Yes I love this quote. For me the photograph is the backbone to my practice, something I use both to start and finish pieces. The start is always the photograph which I can then use to create the wider body of work. 

You say, 'One of the things I love about my twin puzzles series is that I never know how they will turn out until I actually start swapping the pieces. How jumbled up or recognizable they will be.' What's more important to your personal practice, the concept or the process? 

It depends on the project, but obviously I'm obsessed with making things so the process is very important to me. Sometimes I'll come up with a process first and then realize what it means – helping the project fall into place.

Has Instagram taught you anything about your work? 

I used to use Instagram as a sort of blog. I'd post my work in progress pieces which I could then look back on. When I started to gain quite a few followers I changed the identity of my feed slightly. I don’t want to use Instagram as a place of acceptance but I do sometimes find myself waiting to see peoples' reactions once I've posted something new. I try not to take it too seriously now. 

We're featuring two of your series on our Instagram feed this week, Within 15 Minutes and Cosmic Surgery - both projects rooted in portraiture. What does a portrait need to bring to its audience for it to be compelling? 

Intrigue and mystery need to be strong. It's far more interesting to look at a portrait which doesn't tell you everything all at once.

You seem to create a lot of artwork for musicians, what do you think it is about your style that appeals?

My style's quite graphic but also grainy and ageless which seems to speak to musicians. I think my use of bold colors and that I disguise and manipulate their faces using various paper techniques comes into play too. Creating music artwork can be a lot freer than commissioned portrait photography, it's a great way to experiment and try out new ideas. 

You've won a number of awards and have had numerous group and solo exhibitions. What's next for your photography?

I'm currently working on a new series of work based on films my father took of me and my brother for eight years. I'm using them as a way to explore memory, using new techniques such as cross-stitch. But after having a child of my own time is a tricky thing to come by so this project may take longer than others to make!

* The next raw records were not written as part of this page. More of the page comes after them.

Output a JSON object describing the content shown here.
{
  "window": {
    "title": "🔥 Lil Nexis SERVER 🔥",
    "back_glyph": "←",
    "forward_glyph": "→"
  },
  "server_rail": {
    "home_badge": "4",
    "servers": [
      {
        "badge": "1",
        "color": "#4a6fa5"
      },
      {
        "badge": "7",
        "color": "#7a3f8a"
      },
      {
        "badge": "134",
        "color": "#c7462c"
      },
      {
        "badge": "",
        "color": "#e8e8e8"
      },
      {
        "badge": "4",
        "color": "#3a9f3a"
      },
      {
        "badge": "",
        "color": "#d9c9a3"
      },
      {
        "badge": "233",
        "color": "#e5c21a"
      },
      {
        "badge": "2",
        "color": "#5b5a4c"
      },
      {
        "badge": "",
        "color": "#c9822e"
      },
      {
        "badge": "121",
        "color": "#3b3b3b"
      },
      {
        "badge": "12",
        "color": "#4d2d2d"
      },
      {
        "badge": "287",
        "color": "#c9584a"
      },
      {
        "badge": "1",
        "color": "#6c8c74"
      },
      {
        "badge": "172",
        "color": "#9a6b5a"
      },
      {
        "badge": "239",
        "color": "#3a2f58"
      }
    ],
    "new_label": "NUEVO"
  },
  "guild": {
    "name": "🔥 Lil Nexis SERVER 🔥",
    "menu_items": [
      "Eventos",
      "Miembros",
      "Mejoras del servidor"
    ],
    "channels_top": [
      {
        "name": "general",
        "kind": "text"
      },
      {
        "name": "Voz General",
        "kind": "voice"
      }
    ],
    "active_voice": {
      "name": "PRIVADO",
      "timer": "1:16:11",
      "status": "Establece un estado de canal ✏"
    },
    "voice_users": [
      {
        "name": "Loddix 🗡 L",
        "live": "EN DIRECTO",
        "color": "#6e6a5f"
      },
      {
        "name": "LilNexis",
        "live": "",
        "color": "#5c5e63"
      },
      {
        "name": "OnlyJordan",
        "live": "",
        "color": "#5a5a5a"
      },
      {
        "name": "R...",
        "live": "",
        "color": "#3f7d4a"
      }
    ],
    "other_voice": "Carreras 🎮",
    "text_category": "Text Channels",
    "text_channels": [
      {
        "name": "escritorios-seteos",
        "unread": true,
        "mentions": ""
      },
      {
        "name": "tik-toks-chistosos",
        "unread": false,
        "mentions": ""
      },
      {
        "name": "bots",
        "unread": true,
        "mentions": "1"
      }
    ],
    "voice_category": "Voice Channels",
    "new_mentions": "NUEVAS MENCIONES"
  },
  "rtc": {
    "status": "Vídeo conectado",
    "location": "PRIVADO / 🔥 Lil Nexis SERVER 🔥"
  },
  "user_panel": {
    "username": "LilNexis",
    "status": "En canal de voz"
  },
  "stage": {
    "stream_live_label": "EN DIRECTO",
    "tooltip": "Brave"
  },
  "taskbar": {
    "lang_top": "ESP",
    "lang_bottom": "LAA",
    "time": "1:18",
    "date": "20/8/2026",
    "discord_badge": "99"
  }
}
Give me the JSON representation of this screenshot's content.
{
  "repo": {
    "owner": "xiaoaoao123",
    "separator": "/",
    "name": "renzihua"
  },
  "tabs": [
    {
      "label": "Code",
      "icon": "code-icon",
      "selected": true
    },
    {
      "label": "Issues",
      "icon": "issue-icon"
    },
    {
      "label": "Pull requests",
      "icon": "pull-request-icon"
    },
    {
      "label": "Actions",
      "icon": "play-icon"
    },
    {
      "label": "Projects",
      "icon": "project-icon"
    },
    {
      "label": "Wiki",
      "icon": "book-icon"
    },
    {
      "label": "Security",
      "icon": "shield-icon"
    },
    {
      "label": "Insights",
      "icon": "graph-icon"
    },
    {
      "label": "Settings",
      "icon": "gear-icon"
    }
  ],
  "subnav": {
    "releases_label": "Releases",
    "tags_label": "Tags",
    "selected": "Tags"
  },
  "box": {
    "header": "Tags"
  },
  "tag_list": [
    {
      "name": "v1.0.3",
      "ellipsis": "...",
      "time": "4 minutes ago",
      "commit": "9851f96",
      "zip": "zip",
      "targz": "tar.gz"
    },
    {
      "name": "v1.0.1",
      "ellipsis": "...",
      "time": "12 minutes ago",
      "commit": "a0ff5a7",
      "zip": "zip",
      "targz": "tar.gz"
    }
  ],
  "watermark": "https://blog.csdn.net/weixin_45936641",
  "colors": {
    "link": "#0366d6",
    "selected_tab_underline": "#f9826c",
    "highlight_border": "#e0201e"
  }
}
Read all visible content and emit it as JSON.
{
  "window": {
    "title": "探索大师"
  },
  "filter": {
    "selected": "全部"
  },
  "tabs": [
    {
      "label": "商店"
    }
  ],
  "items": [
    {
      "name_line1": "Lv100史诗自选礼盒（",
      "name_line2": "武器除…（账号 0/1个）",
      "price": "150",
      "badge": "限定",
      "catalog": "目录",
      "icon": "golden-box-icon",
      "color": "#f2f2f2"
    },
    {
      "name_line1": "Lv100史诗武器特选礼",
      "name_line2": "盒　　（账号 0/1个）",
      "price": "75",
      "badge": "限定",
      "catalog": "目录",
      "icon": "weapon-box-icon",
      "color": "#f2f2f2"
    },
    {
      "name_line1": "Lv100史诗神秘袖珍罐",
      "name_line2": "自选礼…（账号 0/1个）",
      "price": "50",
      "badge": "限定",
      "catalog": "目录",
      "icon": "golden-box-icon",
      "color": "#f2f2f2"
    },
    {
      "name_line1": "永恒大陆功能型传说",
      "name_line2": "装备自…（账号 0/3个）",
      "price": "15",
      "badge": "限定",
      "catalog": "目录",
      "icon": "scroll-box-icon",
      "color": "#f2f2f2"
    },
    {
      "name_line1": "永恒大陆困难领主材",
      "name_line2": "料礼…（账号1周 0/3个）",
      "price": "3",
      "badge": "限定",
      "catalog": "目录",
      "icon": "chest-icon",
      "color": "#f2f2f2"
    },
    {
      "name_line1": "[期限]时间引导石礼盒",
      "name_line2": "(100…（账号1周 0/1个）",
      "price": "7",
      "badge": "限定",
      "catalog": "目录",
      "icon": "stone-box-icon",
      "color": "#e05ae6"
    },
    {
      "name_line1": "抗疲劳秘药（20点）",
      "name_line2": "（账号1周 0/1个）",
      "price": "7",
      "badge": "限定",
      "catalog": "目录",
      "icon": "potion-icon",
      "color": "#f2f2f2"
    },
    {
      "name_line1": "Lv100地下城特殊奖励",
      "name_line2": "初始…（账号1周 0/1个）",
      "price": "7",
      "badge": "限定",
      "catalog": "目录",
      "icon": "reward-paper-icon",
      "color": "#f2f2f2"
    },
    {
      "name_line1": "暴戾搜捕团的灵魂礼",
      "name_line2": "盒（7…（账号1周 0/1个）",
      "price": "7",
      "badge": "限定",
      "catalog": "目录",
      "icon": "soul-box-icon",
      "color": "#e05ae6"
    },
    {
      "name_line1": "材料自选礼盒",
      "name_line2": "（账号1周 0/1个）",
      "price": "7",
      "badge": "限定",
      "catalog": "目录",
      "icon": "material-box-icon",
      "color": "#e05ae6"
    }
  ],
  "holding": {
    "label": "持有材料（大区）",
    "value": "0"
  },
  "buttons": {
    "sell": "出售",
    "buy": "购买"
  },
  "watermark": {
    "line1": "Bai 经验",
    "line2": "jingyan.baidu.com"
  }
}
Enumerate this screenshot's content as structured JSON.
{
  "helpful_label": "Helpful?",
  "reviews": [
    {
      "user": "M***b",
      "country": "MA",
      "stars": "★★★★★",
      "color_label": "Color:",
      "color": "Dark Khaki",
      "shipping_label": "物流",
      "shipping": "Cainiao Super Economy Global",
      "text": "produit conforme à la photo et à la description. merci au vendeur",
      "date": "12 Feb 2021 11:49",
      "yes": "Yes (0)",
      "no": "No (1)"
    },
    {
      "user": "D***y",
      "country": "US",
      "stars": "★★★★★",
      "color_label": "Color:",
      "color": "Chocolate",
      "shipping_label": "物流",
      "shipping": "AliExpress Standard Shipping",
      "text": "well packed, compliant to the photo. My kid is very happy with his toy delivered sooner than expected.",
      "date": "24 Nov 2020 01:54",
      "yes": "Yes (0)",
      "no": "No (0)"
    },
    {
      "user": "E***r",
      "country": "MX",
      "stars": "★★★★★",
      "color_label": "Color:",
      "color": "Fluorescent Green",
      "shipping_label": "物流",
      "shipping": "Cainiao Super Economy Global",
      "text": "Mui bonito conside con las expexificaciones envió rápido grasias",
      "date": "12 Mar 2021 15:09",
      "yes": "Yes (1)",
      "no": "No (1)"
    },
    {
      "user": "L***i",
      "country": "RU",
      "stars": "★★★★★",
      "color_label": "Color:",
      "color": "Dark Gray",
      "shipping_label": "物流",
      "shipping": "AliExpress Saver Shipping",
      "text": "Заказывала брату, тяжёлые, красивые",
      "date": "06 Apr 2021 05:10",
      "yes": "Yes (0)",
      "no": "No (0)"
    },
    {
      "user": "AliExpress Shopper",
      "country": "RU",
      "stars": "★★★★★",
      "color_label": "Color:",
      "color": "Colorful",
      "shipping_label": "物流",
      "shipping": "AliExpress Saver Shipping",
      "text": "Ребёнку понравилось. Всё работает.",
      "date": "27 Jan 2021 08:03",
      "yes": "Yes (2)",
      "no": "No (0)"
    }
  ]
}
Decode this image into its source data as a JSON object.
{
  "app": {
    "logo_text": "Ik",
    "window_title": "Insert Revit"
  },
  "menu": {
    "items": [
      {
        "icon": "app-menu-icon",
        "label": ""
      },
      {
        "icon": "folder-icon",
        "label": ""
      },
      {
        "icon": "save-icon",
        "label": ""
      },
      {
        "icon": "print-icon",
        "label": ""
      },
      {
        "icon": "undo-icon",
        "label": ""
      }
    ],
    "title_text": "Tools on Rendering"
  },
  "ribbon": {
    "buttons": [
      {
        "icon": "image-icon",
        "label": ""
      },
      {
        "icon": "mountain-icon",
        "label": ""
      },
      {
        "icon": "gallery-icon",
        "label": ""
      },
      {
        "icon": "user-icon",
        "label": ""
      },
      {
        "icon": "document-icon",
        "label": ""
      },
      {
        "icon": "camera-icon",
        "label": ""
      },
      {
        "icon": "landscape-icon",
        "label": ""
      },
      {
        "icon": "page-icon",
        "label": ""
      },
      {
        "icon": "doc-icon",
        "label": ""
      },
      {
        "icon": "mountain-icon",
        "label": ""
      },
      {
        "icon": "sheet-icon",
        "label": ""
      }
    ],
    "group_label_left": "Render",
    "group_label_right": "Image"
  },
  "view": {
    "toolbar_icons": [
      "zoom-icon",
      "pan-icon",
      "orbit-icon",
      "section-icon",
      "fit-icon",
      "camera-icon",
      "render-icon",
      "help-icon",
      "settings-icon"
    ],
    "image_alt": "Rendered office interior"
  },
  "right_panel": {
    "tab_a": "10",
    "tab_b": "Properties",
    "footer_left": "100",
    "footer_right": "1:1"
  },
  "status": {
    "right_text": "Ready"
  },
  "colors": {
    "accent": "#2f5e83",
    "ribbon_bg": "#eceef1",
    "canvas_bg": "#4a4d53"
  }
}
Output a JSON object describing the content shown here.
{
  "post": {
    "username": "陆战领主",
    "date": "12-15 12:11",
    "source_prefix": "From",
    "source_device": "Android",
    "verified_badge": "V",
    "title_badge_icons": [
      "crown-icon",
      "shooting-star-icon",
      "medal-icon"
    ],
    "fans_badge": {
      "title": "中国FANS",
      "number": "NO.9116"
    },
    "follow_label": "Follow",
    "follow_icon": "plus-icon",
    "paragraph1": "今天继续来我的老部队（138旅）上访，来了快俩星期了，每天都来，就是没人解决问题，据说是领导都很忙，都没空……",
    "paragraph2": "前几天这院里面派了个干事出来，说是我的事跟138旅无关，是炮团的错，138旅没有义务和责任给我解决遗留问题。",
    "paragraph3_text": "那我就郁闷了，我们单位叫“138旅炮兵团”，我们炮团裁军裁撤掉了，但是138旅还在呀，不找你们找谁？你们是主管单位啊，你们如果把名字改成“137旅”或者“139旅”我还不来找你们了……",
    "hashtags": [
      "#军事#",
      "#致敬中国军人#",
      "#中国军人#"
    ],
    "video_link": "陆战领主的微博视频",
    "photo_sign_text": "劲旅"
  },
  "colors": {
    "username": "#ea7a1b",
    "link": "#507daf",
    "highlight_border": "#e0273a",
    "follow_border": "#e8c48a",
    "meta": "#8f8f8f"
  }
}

Enjoy Alma Haser's takeover here
See the rest of Alma's portfolio here